Planning Summer Food Plots

Planting food plots is at the same time hard work and fun work. It’s very rewarding to see the fruits of your labor hanging on the wall no matter who fired the shot. Fall and winter plots are what attract and keep deer on your property, but it’s the summer nutrition that gets them ready for the taking.

Many property owners plant the same fields year in and year out. This way they can keep a record of how much seed and fertilizer needed to plant and even the amount of lime to keep the pH balanced. Hey, if it ain’t broke...

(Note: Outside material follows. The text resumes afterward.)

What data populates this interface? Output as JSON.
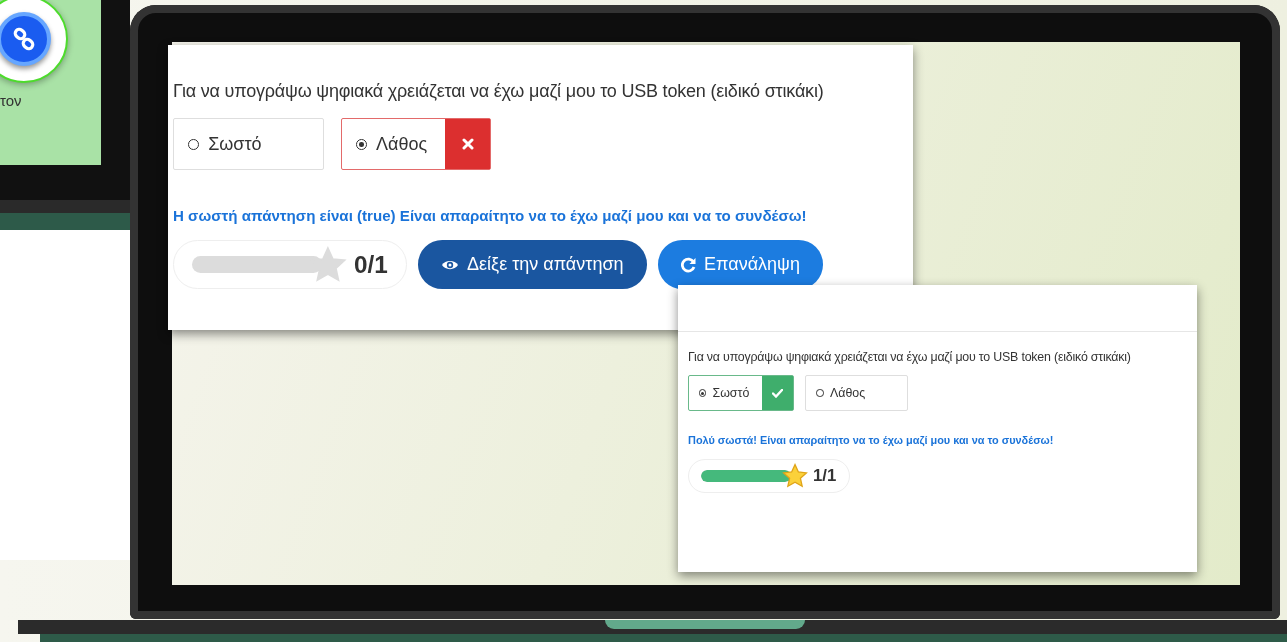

If you’re thinking about purchasing land, but aren’t sure how to manage it for wildlife, we have a few pointers that will help. Keep in mind that properties vary according to geographical location. If you pay close attention to the soil, climate and a biologist, you’ll get by without problems.

Call a Biologist

First, get in touch with your county agent or biologist. You’ll never be able to find out more about what lies beneath the earth than from a wildlife biologist. He will quickly be able to tell you the soil’s pH, suggest what to plant and the type and quantity of fertilizer. Properly preparing a seedbed is the foundation to any stand of grasses whether it be a front yard or back forty food plot.

Consider Cost

Yes, of course. Cost factors in to everything for just about everyone. Tell the biologist your budget to help in making useful suggestions. After a few years of first-hand experience, you’ll know pretty close to the dollar what each acre costs.

Get a Topo Map (Location)

Whether it’s planting, cutting hay or fixing equipment, getting creative is just part of being a farmer. No matter how many times you scour a property on ATV or foot, you’ll never cover the ground you can achieve with just a little time looking at an aerial map. Even on flat farms, it’s surprising how many nooks and crannies exist that could make great food plots that you wouldn’t otherwise think about.

Don’t plant near busy roads if you can help it. You’re not only wasting time and money trying to draw deer to an area where motor vehicle traffic is frequent, but also opening the property up to poaching. Avoid low swampy areas too. A field that doesn’t drain will not grow. Simple as that. And if at all possible, confine food plots to the property’s interior near bedding areas where wildlife is not pressured by outside influences.

Let There Be Light

This really ties into location as well, but it’s so important we wanted to let it stand alone. No light equals no growth, and that’s the antithesis of our end goal. If it’s a small parcel with small plots, don’t be afraid to remove a few trees to let light in. Plus, you’ll have extra firewood for the winter.

Keep a Record

Keeping a record of each field will help you determine cost and give an indication as to when it’s time to make a change - i.e. fields that aren’t producing. It’s fun to go back and see how the land and your practices have evolved since the beginning. And you can never tell when some little clue for improvement is going to jump out.

The next time you hunt a well-managed property, pay attention to the layout of food plots in accordance to the landscape, especially if you’re in the market to buy. Or sell. Being able to show buyers successful food plots is a huge factor. By following these tips and letting the little bucks walk, you can have a very productive property, no matter its size, in just a few years.